Ever since Jyn Erso and Cassian Andor extracted the Death Star plans from a digital repository on the planet Scarif in Rogue One, libraries, archives, and museums have played an important role in tentpole science fiction films. From Luke Skywalker’s library of Jedi wisdom books in The Last Jedi, to Blade Runner 2049’s multiple storage media for DNA sequences, to a fateful scene in an ethnographic museum in Black Panther, the imposing and evocative halls of cultural heritage organizations have been in the foreground of the imagined future.
There have been scattered instances of cultural memory institutions in such films in the past—my colleagues in the library will recall, with some eye-rolling, the librarian Jocasta Nu in Star Wars, Episode II: Attack of the Clones—but the appearance of these institutions in recent speculative fiction on the screen seem especially relevant and rich, and central to their plots.
Which begs the question: Why are today’s science fiction films obsessed with libraries, archives, and museums?
The answer of course is rooted in how science fiction has always pursued a heightened understanding of our very real present. At the same time that these movies portray an imagined future, they are also exploring our current anxiety about the past and how it is stored; how we simultaneously wish to leave the past behind, and how it may also be impossible to shake it. They indicate that we live in an age that has an extremely strained relationship with history itself. These films are processing that anxiety on Hollywood’s big screen at a time when our small screens, social media, and browser histories document and preserve so much of we do and say.
Luke Skywalker’s collection of rare books in The Last Jedi neatly captures the tension inherent in these movies. In an egg-shaped stone hut reminiscent of (and indeed filmed in) the rural parts of western Ireland where Christian monasteries were established in the Middle Ages, Luke’s archive of Jedi books represent a profound bond to the traditional wisdom of the Jedi cult. Yet as the movie proceeds, it is clear that these volumes are also a strong link in the chain that holds Luke back. Ultimately his little library is not a source of knowledge, but one of angst. It makes him surly and disassociated from present possibilities, and he must ultimately sever himself from the past that is encapsulated in paper. Burning the books becomes a necessary precursor to his taking action, and to moving to the metaphysical (and more real) plane of the Jedi.

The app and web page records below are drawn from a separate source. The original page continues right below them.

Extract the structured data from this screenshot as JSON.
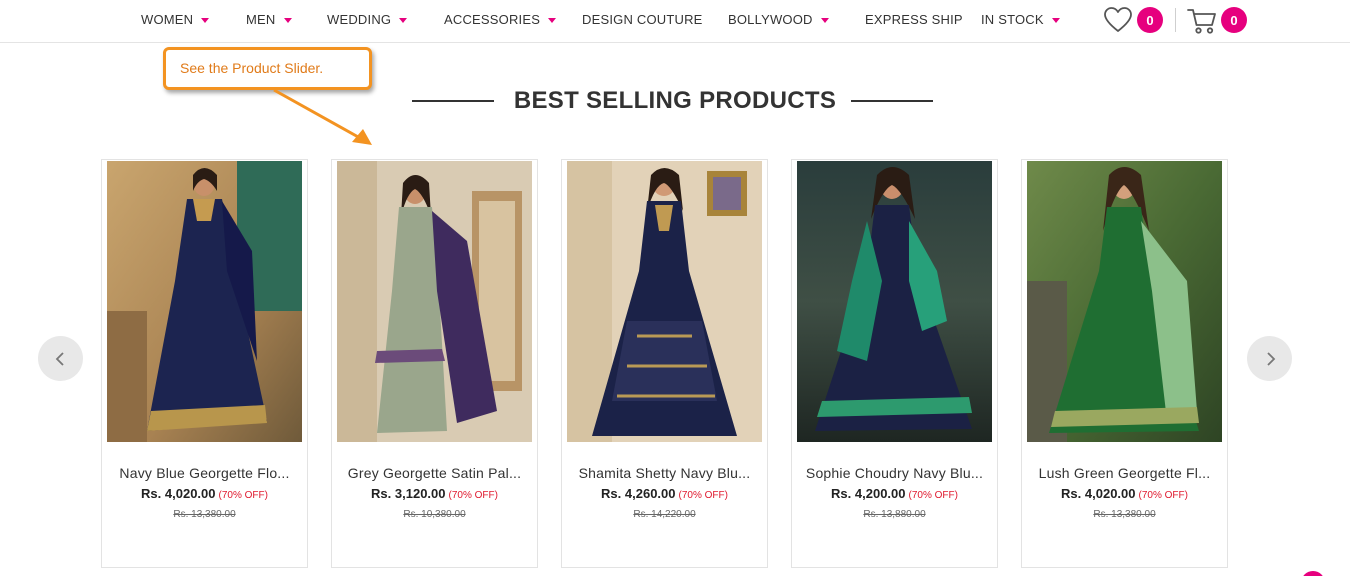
{
  "nav": {
    "items": [
      {
        "label": "WOMEN",
        "dropdown": true
      },
      {
        "label": "MEN",
        "dropdown": true
      },
      {
        "label": "WEDDING",
        "dropdown": true
      },
      {
        "label": "ACCESSORIES",
        "dropdown": true
      },
      {
        "label": "DESIGN COUTURE",
        "dropdown": false
      },
      {
        "label": "BOLLYWOOD",
        "dropdown": true
      },
      {
        "label": "EXPRESS SHIP",
        "dropdown": false
      },
      {
        "label": "IN STOCK",
        "dropdown": true
      }
    ],
    "wishlist_icon": "heart-icon",
    "wishlist_count": "0",
    "cart_icon": "cart-icon",
    "cart_count": "0"
  },
  "callout": {
    "text": "See the Product Slider."
  },
  "section": {
    "title": "BEST SELLING PRODUCTS"
  },
  "slider": {
    "prev_icon": "chevron-left-icon",
    "next_icon": "chevron-right-icon"
  },
  "products": [
    {
      "name": "Navy Blue Georgette Flo...",
      "price": "Rs. 4,020.00",
      "discount": "(70% OFF)",
      "mrp": "Rs. 13,380.00"
    },
    {
      "name": "Grey Georgette Satin Pal...",
      "price": "Rs. 3,120.00",
      "discount": "(70% OFF)",
      "mrp": "Rs. 10,380.00"
    },
    {
      "name": "Shamita Shetty Navy Blu...",
      "price": "Rs. 4,260.00",
      "discount": "(70% OFF)",
      "mrp": "Rs. 14,220.00"
    },
    {
      "name": "Sophie Choudry Navy Blu...",
      "price": "Rs. 4,200.00",
      "discount": "(70% OFF)",
      "mrp": "Rs. 13,880.00"
    },
    {
      "name": "Lush Green Georgette Fl...",
      "price": "Rs. 4,020.00",
      "discount": "(70% OFF)",
      "mrp": "Rs. 13,380.00"
    }
  ],
  "colors": {
    "accent": "#e6007e",
    "callout": "#f39321",
    "discount": "#e0192e"
  }
}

Black Panther uses two characters, rather than one, to embody the tense dynamic between setting history aside and being unable to let it go: the dueling figures of T’Challa (Black Panther) and N’Jadaka (Erik Killmonger). T’Challa understands that black people have been abused and enslaved, globally, for centuries. And yet he imagines a day when Wakanda steps beyond this past, and integrates their society and advanced technology with the outside world that has done so much wrong to them. He is a forward-looking optimist.
N’Jadaka, on the other hand, seethes with anger about the past, and how it is so vividly documented in the halls of cultural heritage institutions. Before he declines into a more monochromatic villain, he experiences frankly justifiable rage at what whites have done with black culture—namely, stolen and stored it like an alien, and lesser, culture, in glass-cased museums. A pivotal scene in one such museum reflects the troubled genesis of institutions such as the Pitt Rivers Museum, which collected artifacts of non-white culture from the British Empire to be viewed and dissected by professors in Oxford.
In one of the most memorable lines of Public Enemy’s It Takes a Nation of Millions to Hold Us Back, the seminal rap album that documents what happened to African slaves and their descendents in the United States, Flava Flav shouts “I got a right to be hostile!” given this terrible history. A poster of that album is on the wall of N’Jadaka’s father’s apartment in Oakland, and it frames, like the glass case in the museum, the young man’s views of the world in which his ancestors have been constantly subjugated.
Blade Runner 2049 is even more unrelentingly pessimistic about the future and its connection to the past. In the movie’s opening, we are told that the documentary evidence of that past has been wiped out in a catastrophic electronic pulse that destroyed digital photographs and electronic records. As we learn, however, not all archives are lost. While personal images and documents that were never printed are gone forever, some plutocratic corporations maintain archival records, and we see several of them in the film: digital media as well as formats encased in glass spheres and more recognizable microfilm. Nevertheless, these archives are imperfect, like so much in the film. Even a leather-bound handwritten book of records in a wasteland orphanage has critical pages ripped out.
Because it is based on the work of Philip K. Dick, who was obsessed with libraries as part of a larger obsession with memory and reality, Blade Runner 2049 ultimately binds not only the past and present together, but the archival and the alive. Humans and replicants, the movie seems to argue, are simply incarnations of archival records, fleshy beings made up of the synthetic or parental DNA that form their core information architecture and the libraries of memories that are either fabricated or lived. This uneasy fusion is at the dark core of the film and its philosophical examination of the permeable boundary between the real and the artificial.
For all of these films, the past constantly threatens to come back to haunt the present. (Just ask those on the Death Star.) In turn, these big-screen portrayals of imagined libraries, archives, and museums should make us reconsider how what we preserve and make accessible reflects—and perhaps determines—who we really are.